Neither I nor my tools were up to the job yet, though, and so away it went into the Idea Closet... where it failed to fall out on me, even after my tools and I had learned enough to make it work.

I can't remember just how the idea did come up again in 2009, but once I realized that I could do it now... I just couldn't not do it now. So I did.

Maybe that's because it gave me a chance to expand the art of my world of Retropolis with stories that take place there. The fact that the stories offer some interaction is something that's interested me since I played the Infocom adventure games of the mid 1980's. So there's that.

And the project's given me a chance to combine free web content - which, incredibly, people like - with a way to promote my work for sale - which, for some reason, I like. The advertising banners you see here lead to other sites of mine where I hope I'll be able to shake all of the change out of your pockets. And if you like the Tales on the web site, I certainly hope that you'll consider buying them as books. They're nifty. They really are.

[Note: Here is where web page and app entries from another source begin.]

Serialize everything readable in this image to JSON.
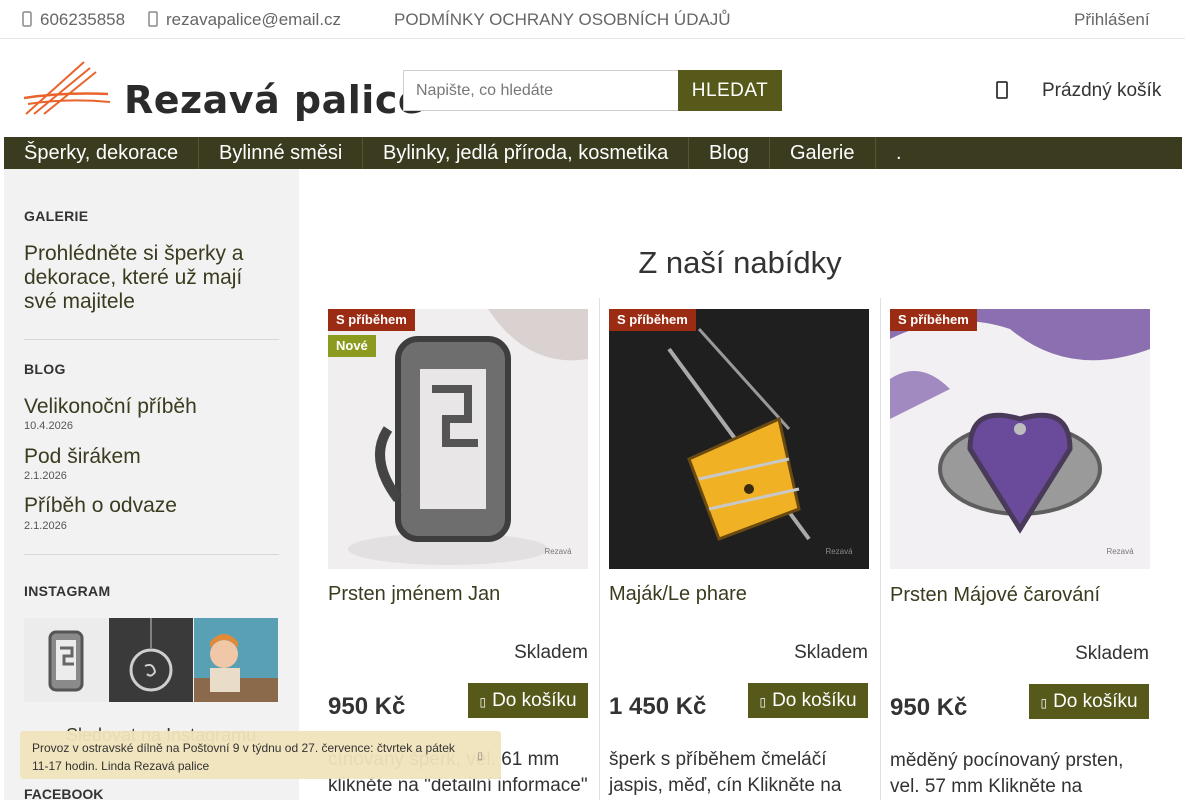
{
  "topbar": {
    "phone": "606235858",
    "email": "rezavapalice@email.cz",
    "privacy_link": "PODMÍNKY OCHRANY OSOBNÍCH ÚDAJŮ",
    "login": "Přihlášení"
  },
  "header": {
    "logo_text": "Rezavá palice",
    "search_placeholder": "Napište, co hledáte",
    "search_button": "HLEDAT",
    "cart_label": "Prázdný košík"
  },
  "nav": {
    "items": [
      "Šperky, dekorace",
      "Bylinné směsi",
      "Bylinky, jedlá příroda, kosmetika",
      "Blog",
      "Galerie",
      "."
    ]
  },
  "sidebar": {
    "gallery_title": "GALERIE",
    "gallery_link": "Prohlédněte si šperky a dekorace, které už mají své majitele",
    "blog_title": "BLOG",
    "posts": [
      {
        "title": "Velikonoční příběh",
        "date": "10.4.2026"
      },
      {
        "title": "Pod širákem",
        "date": "2.1.2026"
      },
      {
        "title": "Příběh o odvaze",
        "date": "2.1.2026"
      }
    ],
    "instagram_title": "INSTAGRAM",
    "instagram_follow": "Sledovat na Instagramu",
    "facebook_title": "FACEBOOK"
  },
  "main": {
    "title": "Z naší nabídky",
    "products": [
      {
        "name": "Prsten jménem Jan",
        "badges": [
          "S příběhem",
          "Nové"
        ],
        "stock": "Skladem",
        "price": "950 Kč",
        "buy": "Do košíku",
        "desc": "cínovaný šperk, vel. 61 mm klikněte na \"detailní informace\""
      },
      {
        "name": "Maják/Le phare",
        "badges": [
          "S příběhem"
        ],
        "stock": "Skladem",
        "price": "1 450 Kč",
        "buy": "Do košíku",
        "desc": "šperk s příběhem čmeláčí jaspis, měď, cín Klikněte na"
      },
      {
        "name": "Prsten Májové čarování",
        "badges": [
          "S příběhem"
        ],
        "stock": "Skladem",
        "price": "950 Kč",
        "buy": "Do košíku",
        "desc": "měděný pocínovaný prsten, vel. 57 mm Klikněte na"
      }
    ]
  },
  "notice": {
    "text": "Provoz v ostravské dílně na Poštovní 9 v týdnu od 27. července: čtvrtek a pátek 11-17 hodin. Linda Rezavá palice"
  },
  "colors": {
    "accent": "#56591a",
    "nav_bg": "#3b3b1f",
    "badge_story": "#9b2b12",
    "badge_new": "#8c9b1f",
    "logo_orange": "#e8642c"
  }
}
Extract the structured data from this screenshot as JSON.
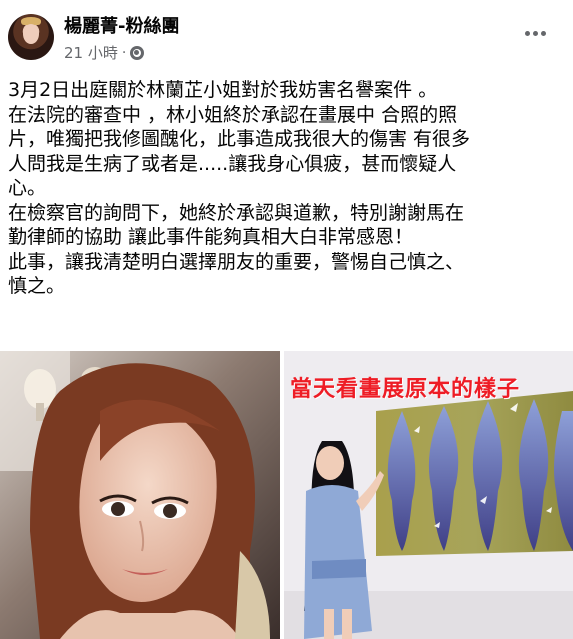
{
  "post": {
    "author": "楊麗菁-粉絲團",
    "time": "21 小時",
    "separator": "·",
    "lines": [
      "3月2日出庭關於林蘭芷小姐對於我妨害名譽案件 。",
      "在法院的審查中 ，林小姐終於承認在畫展中 合照的照",
      "片，唯獨把我修圖醜化，此事造成我很大的傷害 有很多",
      "人問我是生病了或者是.....讓我身心俱疲，甚而懷疑人",
      "心。",
      "在檢察官的詢問下，她終於承認與道歉，特別謝謝馬在",
      "勤律師的協助  讓此事件能夠真相大白非常感恩！",
      "此事，讓我清楚明白選擇朋友的重要，警惕自己慎之、",
      "慎之。"
    ]
  },
  "photos": {
    "right_caption": "當天看畫展原本的樣子"
  },
  "icons": {
    "privacy": "globe-icon",
    "menu": "more-icon"
  },
  "colors": {
    "meta_gray": "#65676b",
    "caption_red": "#ee1c25",
    "canvas_blue": "#6f7fb4"
  }
}
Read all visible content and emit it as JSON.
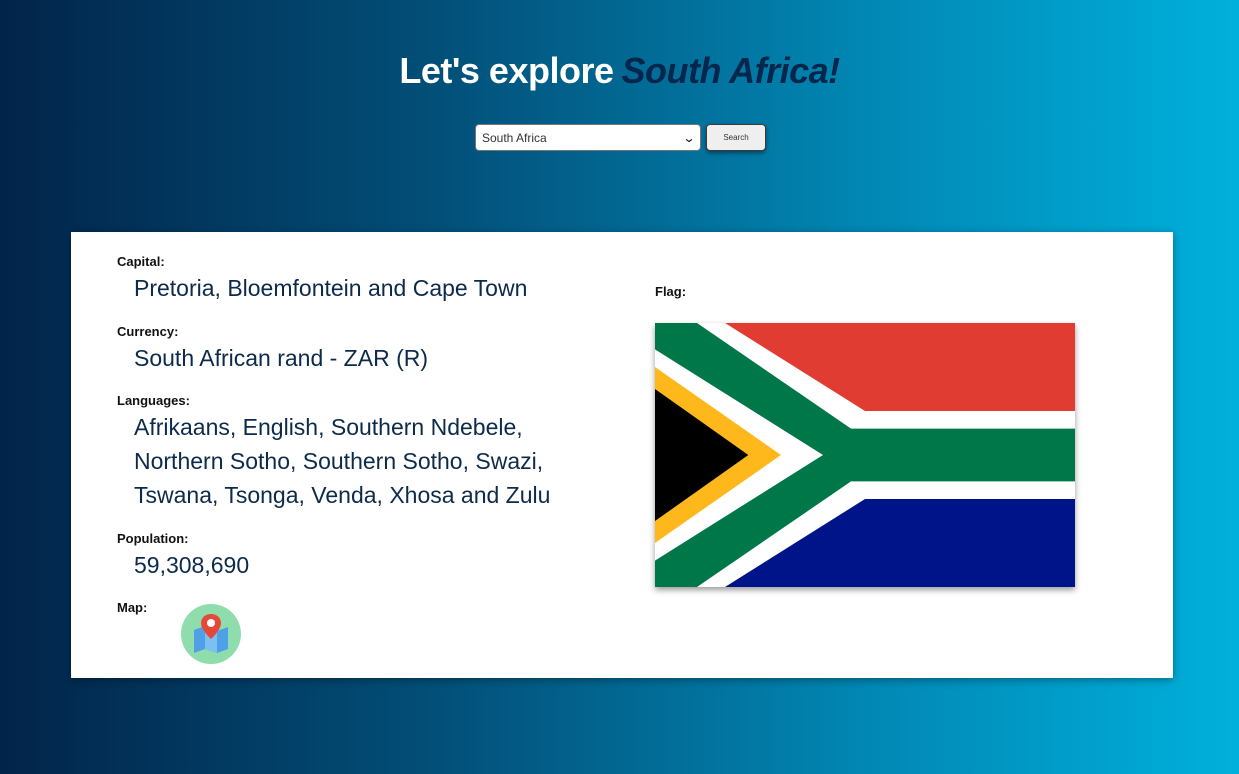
{
  "header": {
    "title_prefix": "Let's explore",
    "country_name": "South Africa!"
  },
  "search": {
    "selected_country": "South Africa",
    "button_label": "Search"
  },
  "details": {
    "capital_label": "Capital:",
    "capital_value": "Pretoria, Bloemfontein and Cape Town",
    "currency_label": "Currency:",
    "currency_value": "South African rand - ZAR (R)",
    "languages_label": "Languages:",
    "languages_line1": "Afrikaans, English, Southern Ndebele,",
    "languages_line2": "Northern Sotho, Southern Sotho, Swazi,",
    "languages_line3": "Tswana, Tsonga, Venda, Xhosa and Zulu",
    "population_label": "Population:",
    "population_value": "59,308,690",
    "map_label": "Map:",
    "map_icon": "map-pin-icon",
    "flag_label": "Flag:"
  },
  "colors": {
    "background_start": "#02244a",
    "background_end": "#00b0dc",
    "title_accent": "#03264d",
    "value_text": "#0c2a4a",
    "map_icon_bg": "#8fddac",
    "flag_red": "#e03c31",
    "flag_blue": "#001489",
    "flag_green": "#007749",
    "flag_gold": "#ffb81c",
    "flag_black": "#000000",
    "flag_white": "#ffffff"
  }
}
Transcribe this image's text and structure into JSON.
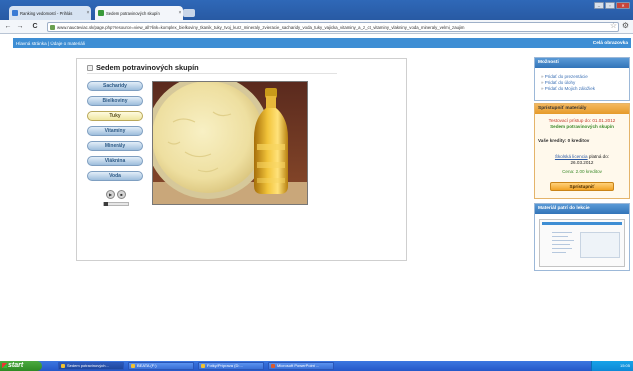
{
  "browser": {
    "tabs": [
      {
        "label": "Ranking vedomostí - Prihlás",
        "close": "×",
        "favicon_color": "#3a7bd5"
      },
      {
        "label": "Sedem potravinových skupín",
        "close": "×",
        "favicon_color": "#3a9a3a"
      }
    ],
    "window_controls": [
      "–",
      "▫",
      "✕"
    ],
    "nav": {
      "back": "←",
      "forward": "→",
      "reload": "C"
    },
    "url": "www.naucteviac.sk/page.php?resource=view_all?link=komplex_bielkoviny_tkanik_tuky_tvoj_kurz_mineraly_zvieracie_sacharidy_voda_tuky_vajicka_vitaminy_a_z_ct_vitaminy_vlakniny_voda_mineraly_velmi_zaujim",
    "star": "☆",
    "wrench": "⚙"
  },
  "site": {
    "breadcrumb_home": "Hlavná stránka",
    "breadcrumb_sep": "|",
    "breadcrumb_item": "Údaje o materiáli",
    "fullscreen": "Celá obrazovka"
  },
  "lesson": {
    "title": "Sedem potravinových skupín",
    "categories": [
      "Sacharidy",
      "Bielkoviny",
      "Tuky",
      "Vitamíny",
      "Minerály",
      "Vláknina",
      "Voda"
    ],
    "active_category": "Tuky"
  },
  "sidebar": {
    "possibilities": {
      "header": "Možnosti",
      "items": [
        "Pridať do prezentácie",
        "Pridať do úlohy",
        "Pridať do Mojich záložiek"
      ]
    },
    "buy": {
      "header": "Sprístupniť materiály",
      "test_access": "Testovací prístup do: 01.01.2012",
      "material": "Sedem potravinových skupín",
      "credits": "Vaše kredity: 0 kreditov",
      "license_link": "Školská licencia",
      "license_rest": "platná do:",
      "license_date": "26.03.2012",
      "price": "Cena: 2.00 kreditov",
      "button": "Sprístupniť"
    },
    "belongs": {
      "header": "Materiál patrí do lekcie"
    }
  },
  "taskbar": {
    "start": "start",
    "tasks": [
      {
        "label": "Sedem potravinových...",
        "color": "#f0c030"
      },
      {
        "label": "BEATA (F:)",
        "color": "#f0c030"
      },
      {
        "label": "Fotky/Príprava (D:...",
        "color": "#f0c030"
      },
      {
        "label": "Microsoft PowerPoint ...",
        "color": "#d85a30"
      }
    ],
    "tray_time": "15:05"
  }
}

There's a scary amount of labor in creating the illustrations for these stories... months of it. Actual months. But I get to go to parts of Retropolis that I might not have seen, otherwise. And the sheer number of the illustrations also means that here or there I stumble onto something that I find I want to rework at a higher resolution, for posters and prints, or reuse in some other way.

I really like doing this and I'm hoping that enough of you will like it well enough that you'll buy a little bit to take home. So I can keep on doing it.

So. Short answer: "Because". Long answer: Oh. Well, you just finished that bit.

Bradley W. Schenck
April, 2010